Do politicians work off a template for fear-mongering? This sounds just like the sort of stuff politicians say about "evil" pit bulls. "How many people have to die before we ban pit bulls?" "People shouldn't live in fear of pit bulls."

It's the same regurgitated rhetoric applied to a similar-yet-different circumstance. Terrible mishap? Yes. But is it the crane's fault that the collapse occurred? Is it in the crane's "nature" to crush people? Are they now going to consider banning cranes--or new construction--from New York? Or... could it be that mismanagement and human irresponsibility are the root causes of this deadly event? Alas, our society prefers to destroy the tool rather than pursue the human who abused it--and the politicians pander to society's whims.

As for me, I know where I stand. I'll never vote for a politician that uses any of these phrases: "how many more people have to die?," "people shouldn't have to live in fear of (insert subject here)," or "next time it could be a child." In essence, people who use those phrases are threatening their audience: "Follow me, or else... DOOM!"

Sorry, but I'm an independent, educated, critical, fearless individual. I'm not so gullible as to fall for those ridiculous scare tactics--and it's downright insulting when some politician or media outlet throws this kind of junk at us and expects us to eat it up. And for the people who do buy into the fear-mongering: please, grow a brain... if not for yourself, then for the good of society.

Saturday, June 07, 2008

A ride to Rent Equip

We rented a little dump trailer to haul some dirt, and when we went to return it, we brought Dozer along in the crew cab.

Earlier in the day, Dozer had had to endure two visitors (my mom and her husband) who both played fetch with him just enough to get him excited. Then he had to watch out the dining room window as we came and went with loads of dirt and shovels and rocks. Every time I walked in the front door to get some water or keys or other item, he came running madly.

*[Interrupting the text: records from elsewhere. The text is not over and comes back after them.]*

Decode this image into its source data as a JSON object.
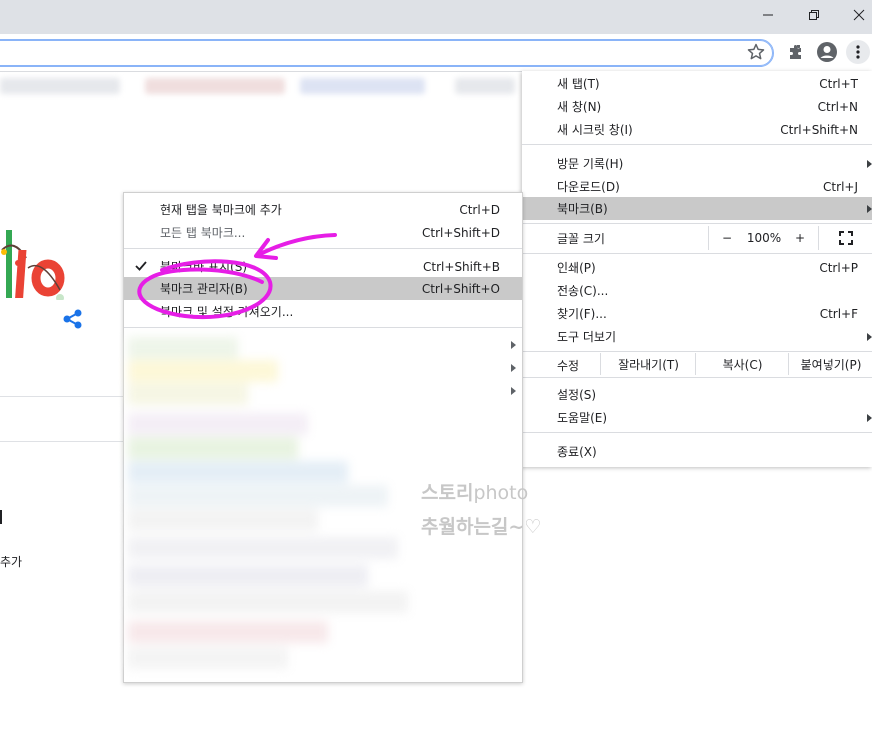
{
  "window": {
    "min_icon": "minimize-icon",
    "max_icon": "restore-icon",
    "close_icon": "close-icon"
  },
  "toolbar": {
    "icons": [
      "star-icon",
      "extensions-icon",
      "profile-icon",
      "more-vert-icon"
    ]
  },
  "page": {
    "left_fragment": "추가"
  },
  "main_menu": {
    "new_tab": {
      "label": "새 탭(T)",
      "shortcut": "Ctrl+T"
    },
    "new_window": {
      "label": "새 창(N)",
      "shortcut": "Ctrl+N"
    },
    "incognito": {
      "label": "새 시크릿 창(I)",
      "shortcut": "Ctrl+Shift+N"
    },
    "history": {
      "label": "방문 기록(H)"
    },
    "downloads": {
      "label": "다운로드(D)",
      "shortcut": "Ctrl+J"
    },
    "bookmarks": {
      "label": "북마크(B)"
    },
    "zoom": {
      "label": "글꼴 크기",
      "minus": "−",
      "value": "100%",
      "plus": "+"
    },
    "print": {
      "label": "인쇄(P)",
      "shortcut": "Ctrl+P"
    },
    "cast": {
      "label": "전송(C)..."
    },
    "find": {
      "label": "찾기(F)...",
      "shortcut": "Ctrl+F"
    },
    "more_tools": {
      "label": "도구 더보기"
    },
    "edit": {
      "label": "수정",
      "cut": "잘라내기(T)",
      "copy": "복사(C)",
      "paste": "붙여넣기(P)"
    },
    "settings": {
      "label": "설정(S)"
    },
    "help": {
      "label": "도움말(E)"
    },
    "exit": {
      "label": "종료(X)"
    }
  },
  "bookmark_menu": {
    "add_tab": {
      "label": "현재 탭을 북마크에 추가",
      "shortcut": "Ctrl+D"
    },
    "add_all": {
      "label": "모든 탭 북마크...",
      "shortcut": "Ctrl+Shift+D"
    },
    "show_bar": {
      "label": "북마크바 표시(S)",
      "shortcut": "Ctrl+Shift+B"
    },
    "manager": {
      "label": "북마크 관리자(B)",
      "shortcut": "Ctrl+Shift+O"
    },
    "import": {
      "label": "북마크 및 설정 가져오기..."
    }
  },
  "watermark": {
    "line1_kr": "스토리",
    "line1_en": "photo",
    "line2": "추월하는길~♡"
  },
  "colors": {
    "highlight": "#c9c9c9",
    "annotation": "#e61ee6",
    "omnibox_focus": "#8ab4f8"
  }
}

For hours, he anticipated some sort of extended, hardcore entertainment, and for hours, he was let down. The excitement and frustration built in him until I worried his overstimulated heart would explode.

So when my husband brought him along on our brief jaunt, the D was shaking like... like a ninety pound Chihuahua, basically.

He had his nose out the window until we got to about 40 mph; then he pulled it in and I rolled the window up (we don't let him put his head out the window at any speed higher than 40). Then he leaned with his face pressed against the window, looking incredibly pathetic and trembling with anxiety or joy, I'm not sure which.

We let him jump up front, in between the two of us on the bench seat, and he promptly sat sideways with his face in my face, panting and shaking and leaning heavily on my shoulder. At a red light, Dozer stared through the window at some guy standing at the bus stop. At Rent Equip, he stared straight back at the guys unhooking the dump trailer. All the way home, he leaned and trembled and panted.

When we finally got home, poor D collapsed onto his bed and went straight to sleep. Only thirty minutes in the truck, doing nothing but sitting in the A/C and looking out the window--but he was totally spent.

Byrd and I, meanwhile, went back outside in the heat to move a 400 pound rock into its designated position in our landscape. I really envy my dog sometimes.